Whilst port infrastructure is crucial to the advancement of local and national economies, the fact remains that port infrastructure procurement, development and operations are costly both towards the capital expenditure needed to develop the assets, as well as the operating costs generated by running the assets.
As a result, in tackling the burdens associated with public infrastructure development, several types of public-private mixing have arisen over the centuries. One type of cooperation that has gained a lot of attention in recent years is the Public-Private partnership (PPP/PFI), in which long-term finance contracts are put in place in order to leverage private sector capital with the objective of realising public sector goods and services. This “new” approach signals that both at the public, as well as at the private sector side capacity needs to exist that allows for successful port infrastructure development under the premise of PPP.
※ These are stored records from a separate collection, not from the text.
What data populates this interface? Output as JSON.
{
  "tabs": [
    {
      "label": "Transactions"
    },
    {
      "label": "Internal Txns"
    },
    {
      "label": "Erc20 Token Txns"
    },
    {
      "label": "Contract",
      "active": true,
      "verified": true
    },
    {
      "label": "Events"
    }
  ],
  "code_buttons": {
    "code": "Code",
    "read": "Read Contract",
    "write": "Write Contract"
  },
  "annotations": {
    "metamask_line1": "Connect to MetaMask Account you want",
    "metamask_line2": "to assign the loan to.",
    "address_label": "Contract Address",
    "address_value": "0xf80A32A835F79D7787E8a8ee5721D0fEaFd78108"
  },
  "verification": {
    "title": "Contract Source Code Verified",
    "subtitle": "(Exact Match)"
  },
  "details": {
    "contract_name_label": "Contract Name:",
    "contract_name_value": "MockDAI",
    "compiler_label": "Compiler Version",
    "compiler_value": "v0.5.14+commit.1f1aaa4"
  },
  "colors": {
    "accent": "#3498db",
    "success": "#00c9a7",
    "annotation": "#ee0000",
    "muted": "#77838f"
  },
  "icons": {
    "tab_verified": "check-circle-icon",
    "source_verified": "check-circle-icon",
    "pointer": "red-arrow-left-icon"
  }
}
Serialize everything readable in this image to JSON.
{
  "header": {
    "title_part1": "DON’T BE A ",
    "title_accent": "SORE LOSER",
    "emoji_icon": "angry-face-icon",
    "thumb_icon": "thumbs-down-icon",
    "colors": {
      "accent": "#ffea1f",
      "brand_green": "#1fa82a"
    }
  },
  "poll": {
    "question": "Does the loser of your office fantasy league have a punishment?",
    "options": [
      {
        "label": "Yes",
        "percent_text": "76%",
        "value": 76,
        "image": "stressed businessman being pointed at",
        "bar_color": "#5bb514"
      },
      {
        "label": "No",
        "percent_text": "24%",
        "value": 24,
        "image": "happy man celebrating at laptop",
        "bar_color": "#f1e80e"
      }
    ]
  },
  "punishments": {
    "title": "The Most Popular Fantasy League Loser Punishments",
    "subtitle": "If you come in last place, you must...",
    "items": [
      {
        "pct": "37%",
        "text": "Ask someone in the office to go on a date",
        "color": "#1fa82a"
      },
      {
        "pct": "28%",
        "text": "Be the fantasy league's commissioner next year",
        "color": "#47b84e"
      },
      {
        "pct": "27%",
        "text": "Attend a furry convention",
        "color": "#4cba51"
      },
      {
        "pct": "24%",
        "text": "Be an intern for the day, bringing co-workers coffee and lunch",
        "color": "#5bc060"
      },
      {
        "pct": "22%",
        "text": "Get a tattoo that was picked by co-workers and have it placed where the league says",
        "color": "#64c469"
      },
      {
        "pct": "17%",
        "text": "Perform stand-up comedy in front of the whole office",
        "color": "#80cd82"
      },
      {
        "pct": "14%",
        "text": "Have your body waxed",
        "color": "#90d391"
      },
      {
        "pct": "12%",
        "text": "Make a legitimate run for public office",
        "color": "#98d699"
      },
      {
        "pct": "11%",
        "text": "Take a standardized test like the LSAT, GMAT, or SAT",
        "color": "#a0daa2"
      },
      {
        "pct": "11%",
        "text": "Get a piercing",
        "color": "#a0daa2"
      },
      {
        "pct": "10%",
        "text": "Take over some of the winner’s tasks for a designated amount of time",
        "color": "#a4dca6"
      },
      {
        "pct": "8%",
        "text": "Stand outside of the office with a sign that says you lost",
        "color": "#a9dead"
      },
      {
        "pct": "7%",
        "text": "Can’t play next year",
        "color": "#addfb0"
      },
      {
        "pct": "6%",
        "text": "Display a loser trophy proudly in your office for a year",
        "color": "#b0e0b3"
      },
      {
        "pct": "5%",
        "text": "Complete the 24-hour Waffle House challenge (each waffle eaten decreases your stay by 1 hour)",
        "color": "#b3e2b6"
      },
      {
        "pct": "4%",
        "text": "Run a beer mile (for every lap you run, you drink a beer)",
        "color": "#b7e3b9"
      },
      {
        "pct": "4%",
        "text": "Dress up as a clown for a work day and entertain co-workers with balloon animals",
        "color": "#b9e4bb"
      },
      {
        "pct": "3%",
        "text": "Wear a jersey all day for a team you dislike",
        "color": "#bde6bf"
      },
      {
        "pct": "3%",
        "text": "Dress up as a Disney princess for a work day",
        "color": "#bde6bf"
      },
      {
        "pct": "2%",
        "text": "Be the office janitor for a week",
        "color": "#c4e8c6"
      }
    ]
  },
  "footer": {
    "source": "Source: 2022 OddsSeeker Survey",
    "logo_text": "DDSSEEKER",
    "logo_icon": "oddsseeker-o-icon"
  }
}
PortEconomics members Michael Dooms, and Elvira Haezendonck, along with Geoffrey Aaerts and Thies Grage discuss the several critical success factors taken into account when developing port infrastructure in this manner may guide port managers and private infrastructure financiers or investors towards a fruitful cooperative venture.